__PROBLEM TO WORK ON__.
Each line below is to be set down again exactly.

__DATA SECTION__.
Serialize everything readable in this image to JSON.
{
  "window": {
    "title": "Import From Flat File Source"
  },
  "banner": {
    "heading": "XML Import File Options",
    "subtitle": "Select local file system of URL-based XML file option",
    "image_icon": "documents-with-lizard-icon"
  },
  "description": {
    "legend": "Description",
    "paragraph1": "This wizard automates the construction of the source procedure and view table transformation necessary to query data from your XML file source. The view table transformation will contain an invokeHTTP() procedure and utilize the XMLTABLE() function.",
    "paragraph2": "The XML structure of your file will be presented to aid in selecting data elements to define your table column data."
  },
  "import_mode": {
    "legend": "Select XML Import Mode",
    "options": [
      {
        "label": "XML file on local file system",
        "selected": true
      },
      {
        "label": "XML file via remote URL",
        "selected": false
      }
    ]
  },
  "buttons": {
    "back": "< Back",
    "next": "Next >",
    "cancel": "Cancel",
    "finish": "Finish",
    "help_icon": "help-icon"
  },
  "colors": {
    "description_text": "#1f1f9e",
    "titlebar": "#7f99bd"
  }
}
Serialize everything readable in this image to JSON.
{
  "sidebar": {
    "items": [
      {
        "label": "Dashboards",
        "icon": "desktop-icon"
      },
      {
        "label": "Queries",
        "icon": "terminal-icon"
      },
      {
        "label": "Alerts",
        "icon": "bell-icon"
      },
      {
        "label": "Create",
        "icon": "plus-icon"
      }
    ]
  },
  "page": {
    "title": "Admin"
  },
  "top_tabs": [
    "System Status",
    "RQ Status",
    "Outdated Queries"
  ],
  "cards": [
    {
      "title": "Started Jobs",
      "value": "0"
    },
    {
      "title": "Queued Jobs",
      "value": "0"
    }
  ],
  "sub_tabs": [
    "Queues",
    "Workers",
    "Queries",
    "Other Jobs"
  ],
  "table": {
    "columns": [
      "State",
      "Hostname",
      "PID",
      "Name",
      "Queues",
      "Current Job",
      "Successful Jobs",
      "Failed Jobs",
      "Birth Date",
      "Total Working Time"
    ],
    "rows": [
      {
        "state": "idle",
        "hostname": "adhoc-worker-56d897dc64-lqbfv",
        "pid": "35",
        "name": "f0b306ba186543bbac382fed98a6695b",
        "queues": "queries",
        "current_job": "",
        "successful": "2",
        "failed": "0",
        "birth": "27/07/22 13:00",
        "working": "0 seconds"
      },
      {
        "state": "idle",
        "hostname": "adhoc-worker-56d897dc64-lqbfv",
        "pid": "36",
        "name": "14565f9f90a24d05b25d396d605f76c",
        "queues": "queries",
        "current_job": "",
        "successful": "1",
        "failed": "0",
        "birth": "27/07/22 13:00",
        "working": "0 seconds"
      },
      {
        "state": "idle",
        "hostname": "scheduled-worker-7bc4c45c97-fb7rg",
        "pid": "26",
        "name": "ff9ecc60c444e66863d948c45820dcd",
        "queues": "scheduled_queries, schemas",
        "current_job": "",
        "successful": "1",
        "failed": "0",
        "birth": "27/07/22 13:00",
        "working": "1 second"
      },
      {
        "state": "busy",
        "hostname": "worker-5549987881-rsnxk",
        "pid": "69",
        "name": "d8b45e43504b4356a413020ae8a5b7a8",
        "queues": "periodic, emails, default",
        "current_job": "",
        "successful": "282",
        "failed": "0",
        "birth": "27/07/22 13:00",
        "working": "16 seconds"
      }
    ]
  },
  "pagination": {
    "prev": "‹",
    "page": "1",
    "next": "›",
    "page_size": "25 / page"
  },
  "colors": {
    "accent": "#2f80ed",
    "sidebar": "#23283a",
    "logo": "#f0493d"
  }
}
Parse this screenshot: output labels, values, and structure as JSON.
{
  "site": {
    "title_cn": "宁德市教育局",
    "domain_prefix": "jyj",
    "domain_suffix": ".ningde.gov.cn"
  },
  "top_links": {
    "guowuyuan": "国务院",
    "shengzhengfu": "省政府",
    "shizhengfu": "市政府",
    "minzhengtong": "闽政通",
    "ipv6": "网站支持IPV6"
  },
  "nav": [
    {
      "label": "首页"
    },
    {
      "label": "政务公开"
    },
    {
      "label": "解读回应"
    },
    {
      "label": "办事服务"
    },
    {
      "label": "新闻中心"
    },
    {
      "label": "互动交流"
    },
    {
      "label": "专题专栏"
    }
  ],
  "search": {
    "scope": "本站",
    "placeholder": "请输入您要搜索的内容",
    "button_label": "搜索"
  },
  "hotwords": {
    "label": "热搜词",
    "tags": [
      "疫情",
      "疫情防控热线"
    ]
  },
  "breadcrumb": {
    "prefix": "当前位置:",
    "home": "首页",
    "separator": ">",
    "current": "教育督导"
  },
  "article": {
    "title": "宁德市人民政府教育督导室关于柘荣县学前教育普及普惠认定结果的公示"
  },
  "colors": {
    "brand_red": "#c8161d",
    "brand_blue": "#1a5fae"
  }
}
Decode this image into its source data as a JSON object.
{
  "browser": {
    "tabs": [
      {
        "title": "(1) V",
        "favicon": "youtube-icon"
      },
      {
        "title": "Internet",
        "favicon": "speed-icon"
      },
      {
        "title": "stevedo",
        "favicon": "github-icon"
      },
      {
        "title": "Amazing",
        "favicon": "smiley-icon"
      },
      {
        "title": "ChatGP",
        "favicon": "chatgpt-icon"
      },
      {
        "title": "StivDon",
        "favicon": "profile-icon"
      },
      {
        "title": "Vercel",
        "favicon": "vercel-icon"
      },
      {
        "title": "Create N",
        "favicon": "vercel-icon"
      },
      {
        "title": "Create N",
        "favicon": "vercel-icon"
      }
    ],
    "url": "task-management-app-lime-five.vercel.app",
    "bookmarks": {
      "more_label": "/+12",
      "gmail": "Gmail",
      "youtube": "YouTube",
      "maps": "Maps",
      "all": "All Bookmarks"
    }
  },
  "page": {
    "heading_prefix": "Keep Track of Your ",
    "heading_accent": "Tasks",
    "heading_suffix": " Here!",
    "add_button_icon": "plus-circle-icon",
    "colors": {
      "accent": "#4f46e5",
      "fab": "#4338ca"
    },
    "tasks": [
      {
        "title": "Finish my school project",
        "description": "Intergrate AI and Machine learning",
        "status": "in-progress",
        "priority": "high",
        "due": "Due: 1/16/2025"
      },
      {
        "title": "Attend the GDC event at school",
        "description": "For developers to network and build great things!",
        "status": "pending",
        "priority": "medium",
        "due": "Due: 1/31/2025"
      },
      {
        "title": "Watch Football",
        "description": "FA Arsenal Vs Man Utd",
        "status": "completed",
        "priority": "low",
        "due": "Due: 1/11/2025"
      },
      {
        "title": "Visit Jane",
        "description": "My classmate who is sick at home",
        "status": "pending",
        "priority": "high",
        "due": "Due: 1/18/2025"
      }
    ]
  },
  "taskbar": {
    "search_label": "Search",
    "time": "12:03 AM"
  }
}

__WORKED SOLUTION__.
Serialize everything readable in this image to JSON.
{
  "window": {
    "title": "Import From Flat File Source"
  },
  "banner": {
    "heading": "XML Import File Options",
    "subtitle": "Select local file system of URL-based XML file option",
    "image_icon": "documents-with-lizard-icon"
  },
  "description": {
    "legend": "Description",
    "paragraph1": "This wizard automates the construction of the source procedure and view table transformation necessary to query data from your XML file source. The view table transformation will contain an invokeHTTP() procedure and utilize the XMLTABLE() function.",
    "paragraph2": "The XML structure of your file will be presented to aid in selecting data elements to define your table column data."
  },
  "import_mode": {
    "legend": "Select XML Import Mode",
    "options": [
      {
        "label": "XML file on local file system",
        "selected": true
      },
      {
        "label": "XML file via remote URL",
        "selected": false
      }
    ]
  },
  "buttons": {
    "back": "< Back",
    "next": "Next >",
    "cancel": "Cancel",
    "finish": "Finish",
    "help_icon": "help-icon"
  },
  "colors": {
    "description_text": "#1f1f9e",
    "titlebar": "#7f99bd"
  }
}
Serialize everything readable in this image to JSON.
{
  "sidebar": {
    "items": [
      {
        "label": "Dashboards",
        "icon": "desktop-icon"
      },
      {
        "label": "Queries",
        "icon": "terminal-icon"
      },
      {
        "label": "Alerts",
        "icon": "bell-icon"
      },
      {
        "label": "Create",
        "icon": "plus-icon"
      }
    ]
  },
  "page": {
    "title": "Admin"
  },
  "top_tabs": [
    "System Status",
    "RQ Status",
    "Outdated Queries"
  ],
  "cards": [
    {
      "title": "Started Jobs",
      "value": "0"
    },
    {
      "title": "Queued Jobs",
      "value": "0"
    }
  ],
  "sub_tabs": [
    "Queues",
    "Workers",
    "Queries",
    "Other Jobs"
  ],
  "table": {
    "columns": [
      "State",
      "Hostname",
      "PID",
      "Name",
      "Queues",
      "Current Job",
      "Successful Jobs",
      "Failed Jobs",
      "Birth Date",
      "Total Working Time"
    ],
    "rows": [
      {
        "state": "idle",
        "hostname": "adhoc-worker-56d897dc64-lqbfv",
        "pid": "35",
        "name": "f0b306ba186543bbac382fed98a6695b",
        "queues": "queries",
        "current_job": "",
        "successful": "2",
        "failed": "0",
        "birth": "27/07/22 13:00",
        "working": "0 seconds"
      },
      {
        "state": "idle",
        "hostname": "adhoc-worker-56d897dc64-lqbfv",
        "pid": "36",
        "name": "14565f9f90a24d05b25d396d605f76c",
        "queues": "queries",
        "current_job": "",
        "successful": "1",
        "failed": "0",
        "birth": "27/07/22 13:00",
        "working": "0 seconds"
      },
      {
        "state": "idle",
        "hostname": "scheduled-worker-7bc4c45c97-fb7rg",
        "pid": "26",
        "name": "ff9ecc60c444e66863d948c45820dcd",
        "queues": "scheduled_queries, schemas",
        "current_job": "",
        "successful": "1",
        "failed": "0",
        "birth": "27/07/22 13:00",
        "working": "1 second"
      },
      {
        "state": "busy",
        "hostname": "worker-5549987881-rsnxk",
        "pid": "69",
        "name": "d8b45e43504b4356a413020ae8a5b7a8",
        "queues": "periodic, emails, default",
        "current_job": "",
        "successful": "282",
        "failed": "0",
        "birth": "27/07/22 13:00",
        "working": "16 seconds"
      }
    ]
  },
  "pagination": {
    "prev": "‹",
    "page": "1",
    "next": "›",
    "page_size": "25 / page"
  },
  "colors": {
    "accent": "#2f80ed",
    "sidebar": "#23283a",
    "logo": "#f0493d"
  }
}
Parse this screenshot: output labels, values, and structure as JSON.
{
  "site": {
    "title_cn": "宁德市教育局",
    "domain_prefix": "jyj",
    "domain_suffix": ".ningde.gov.cn"
  },
  "top_links": {
    "guowuyuan": "国务院",
    "shengzhengfu": "省政府",
    "shizhengfu": "市政府",
    "minzhengtong": "闽政通",
    "ipv6": "网站支持IPV6"
  },
  "nav": [
    {
      "label": "首页"
    },
    {
      "label": "政务公开"
    },
    {
      "label": "解读回应"
    },
    {
      "label": "办事服务"
    },
    {
      "label": "新闻中心"
    },
    {
      "label": "互动交流"
    },
    {
      "label": "专题专栏"
    }
  ],
  "search": {
    "scope": "本站",
    "placeholder": "请输入您要搜索的内容",
    "button_label": "搜索"
  },
  "hotwords": {
    "label": "热搜词",
    "tags": [
      "疫情",
      "疫情防控热线"
    ]
  },
  "breadcrumb": {
    "prefix": "当前位置:",
    "home": "首页",
    "separator": ">",
    "current": "教育督导"
  },
  "article": {
    "title": "宁德市人民政府教育督导室关于柘荣县学前教育普及普惠认定结果的公示"
  },
  "colors": {
    "brand_red": "#c8161d",
    "brand_blue": "#1a5fae"
  }
}
Decode this image into its source data as a JSON object.
{
  "browser": {
    "tabs": [
      {
        "title": "(1) V",
        "favicon": "youtube-icon"
      },
      {
        "title": "Internet",
        "favicon": "speed-icon"
      },
      {
        "title": "stevedo",
        "favicon": "github-icon"
      },
      {
        "title": "Amazing",
        "favicon": "smiley-icon"
      },
      {
        "title": "ChatGP",
        "favicon": "chatgpt-icon"
      },
      {
        "title": "StivDon",
        "favicon": "profile-icon"
      },
      {
        "title": "Vercel",
        "favicon": "vercel-icon"
      },
      {
        "title": "Create N",
        "favicon": "vercel-icon"
      },
      {
        "title": "Create N",
        "favicon": "vercel-icon"
      }
    ],
    "url": "task-management-app-lime-five.vercel.app",
    "bookmarks": {
      "more_label": "/+12",
      "gmail": "Gmail",
      "youtube": "YouTube",
      "maps": "Maps",
      "all": "All Bookmarks"
    }
  },
  "page": {
    "heading_prefix": "Keep Track of Your ",
    "heading_accent": "Tasks",
    "heading_suffix": " Here!",
    "add_button_icon": "plus-circle-icon",
    "colors": {
      "accent": "#4f46e5",
      "fab": "#4338ca"
    },
    "tasks": [
      {
        "title": "Finish my school project",
        "description": "Intergrate AI and Machine learning",
        "status": "in-progress",
        "priority": "high",
        "due": "Due: 1/16/2025"
      },
      {
        "title": "Attend the GDC event at school",
        "description": "For developers to network and build great things!",
        "status": "pending",
        "priority": "medium",
        "due": "Due: 1/31/2025"
      },
      {
        "title": "Watch Football",
        "description": "FA Arsenal Vs Man Utd",
        "status": "completed",
        "priority": "low",
        "due": "Due: 1/11/2025"
      },
      {
        "title": "Visit Jane",
        "description": "My classmate who is sick at home",
        "status": "pending",
        "priority": "high",
        "due": "Due: 1/18/2025"
      }
    ]
  },
  "taskbar": {
    "search_label": "Search",
    "time": "12:03 AM"
  }
}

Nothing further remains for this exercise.